Later on Coba was arrested by the Germans and sent to the Concentration Camp Ravensbruck where she was gassed to death.
The time of waiting came to an end with the message that the Group on august 6th 1943 had to travel by train to Apeldoorn where they would be picked up at the train station. Jet van Oyen decided to travel with Harrie through Holland as far as possible to say goodbye. Paul Gulikers, the second member of the resistance who also wanted to escape to England, was traveling via Venlo because he had to pick up the Polish pilot Morski.
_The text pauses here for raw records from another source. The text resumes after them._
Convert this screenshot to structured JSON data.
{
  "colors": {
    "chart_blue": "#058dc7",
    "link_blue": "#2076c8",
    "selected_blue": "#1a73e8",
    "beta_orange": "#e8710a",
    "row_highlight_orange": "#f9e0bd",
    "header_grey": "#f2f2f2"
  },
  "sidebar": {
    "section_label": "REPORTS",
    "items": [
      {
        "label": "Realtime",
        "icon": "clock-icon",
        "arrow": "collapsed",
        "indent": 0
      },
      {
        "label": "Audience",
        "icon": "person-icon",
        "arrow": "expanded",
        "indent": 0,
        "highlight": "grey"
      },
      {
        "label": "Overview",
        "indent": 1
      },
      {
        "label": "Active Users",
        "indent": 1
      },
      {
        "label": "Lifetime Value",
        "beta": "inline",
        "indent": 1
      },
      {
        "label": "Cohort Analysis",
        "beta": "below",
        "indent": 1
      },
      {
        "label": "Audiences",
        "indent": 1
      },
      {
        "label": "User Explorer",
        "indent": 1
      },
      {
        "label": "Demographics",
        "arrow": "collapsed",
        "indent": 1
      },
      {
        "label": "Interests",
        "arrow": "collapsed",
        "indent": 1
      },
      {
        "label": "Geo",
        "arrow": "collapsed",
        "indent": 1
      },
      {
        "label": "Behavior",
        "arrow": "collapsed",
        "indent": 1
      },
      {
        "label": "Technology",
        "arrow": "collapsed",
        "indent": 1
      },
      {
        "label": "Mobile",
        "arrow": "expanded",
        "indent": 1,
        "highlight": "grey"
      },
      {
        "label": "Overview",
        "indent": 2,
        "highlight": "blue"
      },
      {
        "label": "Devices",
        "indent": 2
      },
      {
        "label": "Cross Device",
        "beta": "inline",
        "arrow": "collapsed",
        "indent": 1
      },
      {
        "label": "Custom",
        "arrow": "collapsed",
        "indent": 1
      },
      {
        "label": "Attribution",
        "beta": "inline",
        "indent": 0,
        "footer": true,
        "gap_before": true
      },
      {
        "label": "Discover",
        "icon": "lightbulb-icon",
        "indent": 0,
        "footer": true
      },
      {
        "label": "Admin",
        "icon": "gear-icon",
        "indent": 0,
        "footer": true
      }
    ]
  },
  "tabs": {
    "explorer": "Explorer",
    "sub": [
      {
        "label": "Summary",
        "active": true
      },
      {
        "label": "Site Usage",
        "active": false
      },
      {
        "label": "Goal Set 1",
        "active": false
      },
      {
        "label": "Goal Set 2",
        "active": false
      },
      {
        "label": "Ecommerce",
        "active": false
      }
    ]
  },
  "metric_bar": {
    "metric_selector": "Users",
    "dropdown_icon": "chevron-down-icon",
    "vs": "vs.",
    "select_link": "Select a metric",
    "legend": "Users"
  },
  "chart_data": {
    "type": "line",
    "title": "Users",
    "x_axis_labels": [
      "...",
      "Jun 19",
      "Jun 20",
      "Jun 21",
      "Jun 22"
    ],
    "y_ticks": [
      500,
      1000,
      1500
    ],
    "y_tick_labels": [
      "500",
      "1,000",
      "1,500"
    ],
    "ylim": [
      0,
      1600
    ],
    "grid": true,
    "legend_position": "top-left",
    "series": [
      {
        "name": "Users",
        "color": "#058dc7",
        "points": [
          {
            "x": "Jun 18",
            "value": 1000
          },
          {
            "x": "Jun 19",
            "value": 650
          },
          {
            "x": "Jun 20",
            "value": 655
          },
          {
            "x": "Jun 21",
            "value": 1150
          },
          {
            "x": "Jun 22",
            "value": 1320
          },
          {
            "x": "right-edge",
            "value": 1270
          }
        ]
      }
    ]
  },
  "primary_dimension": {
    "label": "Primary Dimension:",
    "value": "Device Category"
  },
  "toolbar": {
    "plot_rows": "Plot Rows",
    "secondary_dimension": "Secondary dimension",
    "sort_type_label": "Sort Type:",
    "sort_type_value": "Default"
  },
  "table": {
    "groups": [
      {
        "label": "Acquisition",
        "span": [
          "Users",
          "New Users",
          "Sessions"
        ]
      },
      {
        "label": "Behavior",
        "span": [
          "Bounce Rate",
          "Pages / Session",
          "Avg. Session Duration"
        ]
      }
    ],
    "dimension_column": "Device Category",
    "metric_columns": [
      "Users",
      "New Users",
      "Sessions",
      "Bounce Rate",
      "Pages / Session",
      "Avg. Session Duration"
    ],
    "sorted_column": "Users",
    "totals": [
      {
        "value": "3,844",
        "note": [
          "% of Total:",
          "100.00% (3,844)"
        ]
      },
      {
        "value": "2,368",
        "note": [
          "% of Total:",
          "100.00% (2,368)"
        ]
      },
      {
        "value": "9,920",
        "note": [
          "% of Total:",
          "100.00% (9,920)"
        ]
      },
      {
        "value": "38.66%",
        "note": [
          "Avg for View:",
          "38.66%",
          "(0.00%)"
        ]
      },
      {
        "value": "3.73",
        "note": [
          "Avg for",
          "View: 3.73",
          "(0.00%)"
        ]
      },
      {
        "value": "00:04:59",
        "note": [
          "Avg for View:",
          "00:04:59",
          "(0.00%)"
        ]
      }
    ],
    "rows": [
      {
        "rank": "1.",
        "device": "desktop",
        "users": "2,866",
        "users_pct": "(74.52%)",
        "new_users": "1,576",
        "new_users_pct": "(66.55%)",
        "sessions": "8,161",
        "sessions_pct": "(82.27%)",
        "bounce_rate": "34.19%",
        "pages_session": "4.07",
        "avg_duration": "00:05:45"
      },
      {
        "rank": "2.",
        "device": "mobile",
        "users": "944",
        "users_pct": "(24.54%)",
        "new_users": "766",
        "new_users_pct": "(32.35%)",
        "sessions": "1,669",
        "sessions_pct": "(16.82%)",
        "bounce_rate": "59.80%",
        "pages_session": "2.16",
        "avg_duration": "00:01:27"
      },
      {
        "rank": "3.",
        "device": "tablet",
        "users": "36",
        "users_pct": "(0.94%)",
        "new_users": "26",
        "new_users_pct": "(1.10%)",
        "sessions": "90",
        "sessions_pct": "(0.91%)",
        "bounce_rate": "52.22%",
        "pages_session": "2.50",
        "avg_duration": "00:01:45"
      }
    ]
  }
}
He would join the travelling group at the train station in Nijmegen.
After arriving in Apeldoorn the group were met by resistance members, Vastenhoudt, Jordens and Van Wesemael. Later on it tramspired that they were infiltrated traitors who worked for the Germans. One of them advised Jet van Oyen to travel immediately back to Coba in Tilburg because the travelling was going to be very dangerous. Transportation was arranged to bring the Group “Englandtravellers” to a shelter where they could stay during the night. After arriving, the five airmen and the two members of the resistance, who were hoping, via an escape line from the Waddenzee, to reach England, were taken by surprise and captured by the Germans. The airmen were taken as Prisoners Of War for interrogation to the Abwehr.
Basil Broadhead ended up in POW camp “Stalag 4B” near Dresden. After the war he wrote to Karel Achten; “I was there till the end of the war. However it was not so bad there.”
Bill Hickson was sent to the POW camp “Stalag Luft 3”in Sagan, near Berlin. There he helped in preparations for the escape of 76 airmen through a tunnel. Later on this was the subject of a well known movie called “The Great Escape”.
The two members of the resistance, Paul Gulikers and Harrie Tobben, were taken to the “Untersuchungsgefangnis” in Haaren (Holland) where they stayed for 2 months. They were sentenced to death because of their assistance of allied airmen. The death penalty was later reduced to imprisonment in a German prison. They ended up as “nacht und nebel” prisoners in the discipline prison in Hameln Germany. Nacht und Nebel was a special punitive measure to pick up resistance people without legal proceedings and vanish them without leaving a trace. Harrie Tobben did not survive; he died on March 15 1945 of a disease. Paul Guliker returned after the war to Sittard where he died on June 5 1975.
The capture in Apeldoorn of the 5 airmen and the two resistance members was kept secret because the Germans planned to use this escape line to arrest more airmen and members of the resistance.
The people behind the “Englandspiel” arranged a coded message on “Radio Orange” saying that the group arrived safely in England. This was of course not true, but was done so that the resistance did not know they had been betrayed.
On September 30th 1943 Jet van Oyen was arrested at the train station in Eindhoven when she was traveling with a Polish Pilot to Coba in Tilburg. She was sent home in November and after her release tok no further part in the resistance.
Karel (Charles, as Basil Broadhead wrote in his letter) Achten was captured on November 14th 1944 and deported to a work camp near Wuppertal. He came back home in May 1945 in a bad shape and very malnourished. Basil Broadhead wrote about him; I am sorry Charles was arrested but I hope he is all right now .